one-mn-writer-witchHalloween is one of my favorite nights of the year. It’s a night when I remember what it’s like to be a kid, excited about doing something that cannot be done at any other time. It’s also a night when I think about ancient traditions, about honoring the dead and the changing seasons. I love the magical feel of Halloween, how all things spooky get celebrated.

This year,  I’m longing for the simplicity of homemade costumes and children who dance through their neighborhood to collect candy. I’m ready for a night that we give over to kids, when adults stay in their corners and be adults. And that’s what I’m going to do – be the grown-up who oohs and aahs at little kids when they yell, “Trick or Treat,” give them candy, wait for the next costumed little person to walk past my newly-carved pumpkins with real candles inside.

I know a lot of adults love Halloween and have fun with costume parties of their own, decorate their yards with abandon, invent drinks that turn blood red or black, let themselves play “pretend” one more time. I’ve done that myself. But this year, it feels just right to let this night be for kids alone. I’ve been thinking about this quite a lot over the past week, how Halloween is the perfect antidote to the nastiness of this election season and how sitting around with a bowl full of miniature candy bars is far less stressful than watching the news. Or discussing which direction our country should take. Or opening the mail. Or scheduling the next appointment, whatever it may be. Or having to reject someone’s poetry. Or submitting my own. Or any number of other grown-up things that must be done. I want to turn my attention elsewhere. And where better to turn it than to kids and the magic they still believe in?

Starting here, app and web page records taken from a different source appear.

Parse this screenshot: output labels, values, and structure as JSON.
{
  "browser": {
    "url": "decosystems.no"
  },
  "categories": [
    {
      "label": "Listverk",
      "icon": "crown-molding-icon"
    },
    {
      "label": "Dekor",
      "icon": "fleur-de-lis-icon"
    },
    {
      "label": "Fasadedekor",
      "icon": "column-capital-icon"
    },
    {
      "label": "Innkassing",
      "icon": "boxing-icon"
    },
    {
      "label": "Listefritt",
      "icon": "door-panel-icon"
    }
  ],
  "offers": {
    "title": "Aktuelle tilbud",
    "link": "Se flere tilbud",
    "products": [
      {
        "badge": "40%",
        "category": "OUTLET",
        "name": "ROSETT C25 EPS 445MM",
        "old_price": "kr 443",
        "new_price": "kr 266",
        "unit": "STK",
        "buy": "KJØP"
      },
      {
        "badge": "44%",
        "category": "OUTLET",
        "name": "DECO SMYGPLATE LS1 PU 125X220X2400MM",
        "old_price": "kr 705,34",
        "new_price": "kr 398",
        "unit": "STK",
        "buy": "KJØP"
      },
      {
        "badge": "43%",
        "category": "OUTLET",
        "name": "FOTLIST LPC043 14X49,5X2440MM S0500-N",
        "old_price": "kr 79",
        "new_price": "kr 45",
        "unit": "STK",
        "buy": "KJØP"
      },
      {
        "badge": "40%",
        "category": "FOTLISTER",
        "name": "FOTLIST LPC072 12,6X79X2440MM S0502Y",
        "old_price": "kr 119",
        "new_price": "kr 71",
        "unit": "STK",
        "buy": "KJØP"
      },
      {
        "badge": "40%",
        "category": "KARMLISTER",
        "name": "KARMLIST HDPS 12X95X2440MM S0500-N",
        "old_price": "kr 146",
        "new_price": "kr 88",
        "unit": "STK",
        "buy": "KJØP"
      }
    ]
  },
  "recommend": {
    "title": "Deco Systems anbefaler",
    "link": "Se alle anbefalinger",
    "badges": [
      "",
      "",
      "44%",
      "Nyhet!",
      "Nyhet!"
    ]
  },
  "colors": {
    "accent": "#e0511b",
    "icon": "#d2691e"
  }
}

So, at dusk, I’ll light the candles in the pumpkins, put the candy in my special cauldron, and be happy to be the one who gives treats. I’ll be the grown-up who honors Halloween as a time for kids to be kids and for adults to keep the veil over that other world that all those kids will be part of soon enough. Good, simple unplugged fun in an increasingly complicated plugged-in world.

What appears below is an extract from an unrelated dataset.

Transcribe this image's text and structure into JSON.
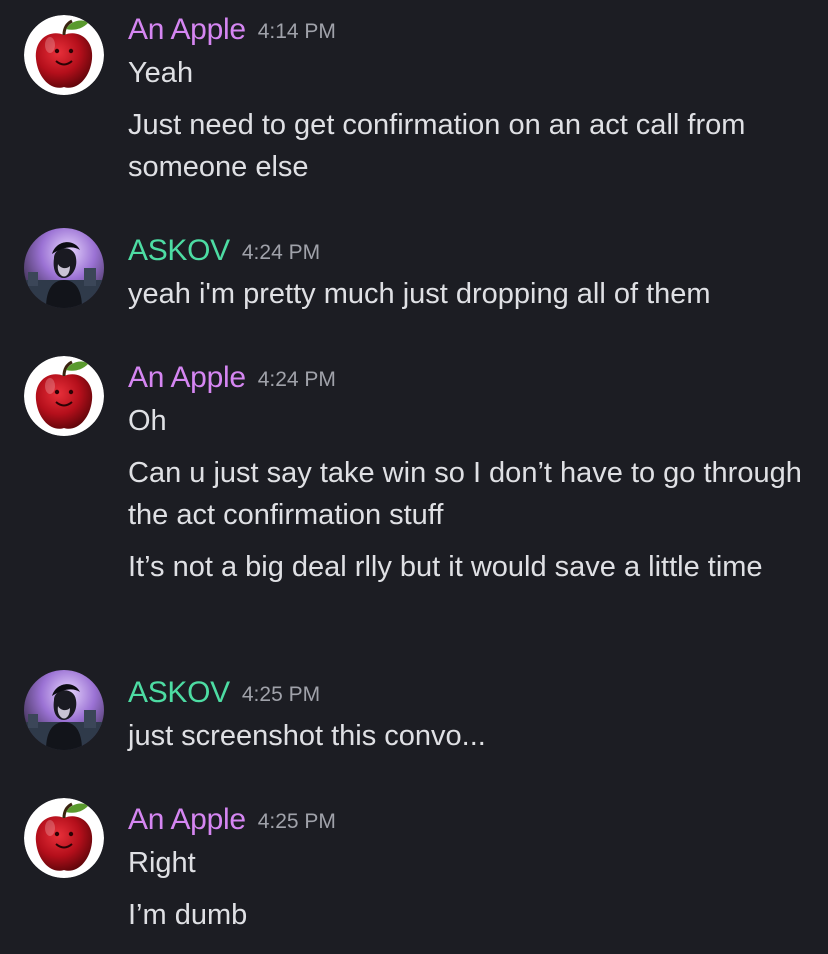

Happy Halloween!

omw-happy-halloween

 

Celebrate Your Writer Friends

I am celebrating my friend Oonah Joslin’s recent book launch for her new book of poetry, Three Pounds of Cells. The Morpeth launch happened last week and the link to buy Oonah’s book is now available. Click on the image below to get your copy. Curling up with a good book of poetry can’t be beat as we slip into the cold weather season.

Three Pounds of Cells front cover

Celebrating my writer friends who find success and have work to share is one of the joys of being part of the writing community. If you have a recent publication, please feel free to put a link in the comments below.

Happy Monday, everyone.